▸ Work instruction
Write the records out again exactly as they read, dropping any picture they hold.

• • • •

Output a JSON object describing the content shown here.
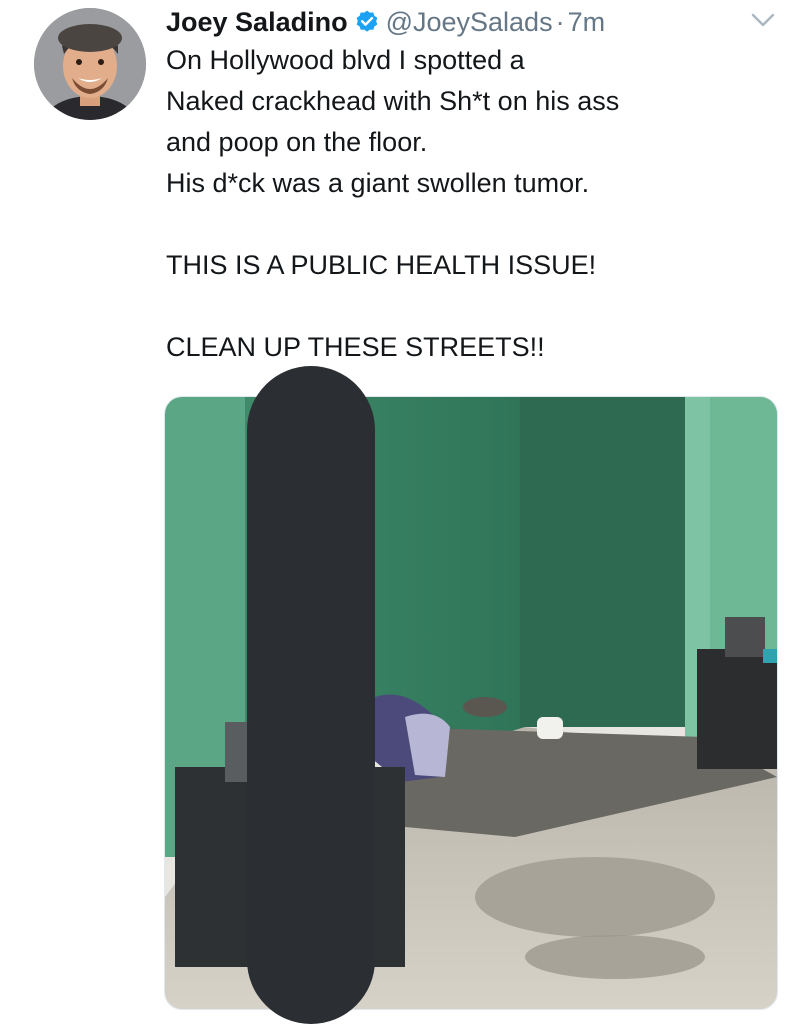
{
  "tweet": {
    "display_name": "Joey Saladino",
    "handle": "@JoeySalads",
    "separator": "·",
    "timestamp": "7m",
    "text_lines": [
      "On Hollywood blvd I spotted a",
      "Naked crackhead with Sh*t on his ass",
      "and poop on the floor.",
      "His d*ck was a giant swollen tumor.",
      "",
      "THIS IS A PUBLIC HEALTH ISSUE!",
      "",
      "CLEAN UP THESE STREETS!!"
    ]
  },
  "icons": {
    "verified": "verified-badge-icon",
    "menu": "chevron-down-icon"
  },
  "colors": {
    "verified_blue": "#1da1f2",
    "secondary_text": "#657786",
    "primary_text": "#14171a",
    "redaction": "#2b2e32",
    "wall_green": "#4f9c7c"
  }
}
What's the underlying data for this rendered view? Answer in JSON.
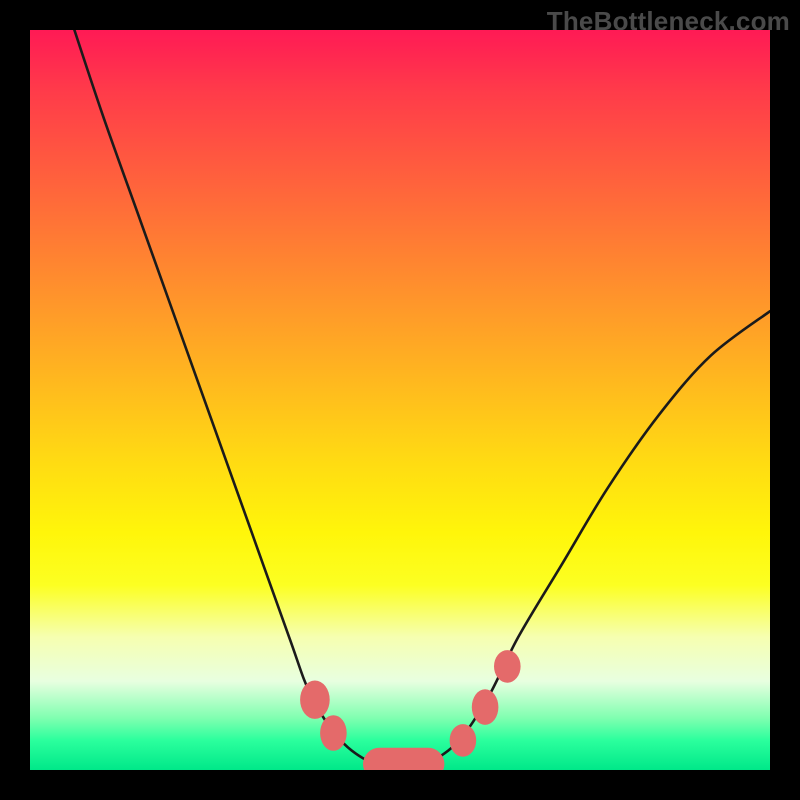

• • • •

▸ Your solution
Output a JSON object describing the content shown here.
{
  "tweet": {
    "display_name": "Joey Saladino",
    "handle": "@JoeySalads",
    "separator": "·",
    "timestamp": "7m",
    "text_lines": [
      "On Hollywood blvd I spotted a",
      "Naked crackhead with Sh*t on his ass",
      "and poop on the floor.",
      "His d*ck was a giant swollen tumor.",
      "",
      "THIS IS A PUBLIC HEALTH ISSUE!",
      "",
      "CLEAN UP THESE STREETS!!"
    ]
  },
  "icons": {
    "verified": "verified-badge-icon",
    "menu": "chevron-down-icon"
  },
  "colors": {
    "verified_blue": "#1da1f2",
    "secondary_text": "#657786",
    "primary_text": "#14171a",
    "redaction": "#2b2e32",
    "wall_green": "#4f9c7c"
  }
}
What's the underlying data for this rendered view? Answer in JSON.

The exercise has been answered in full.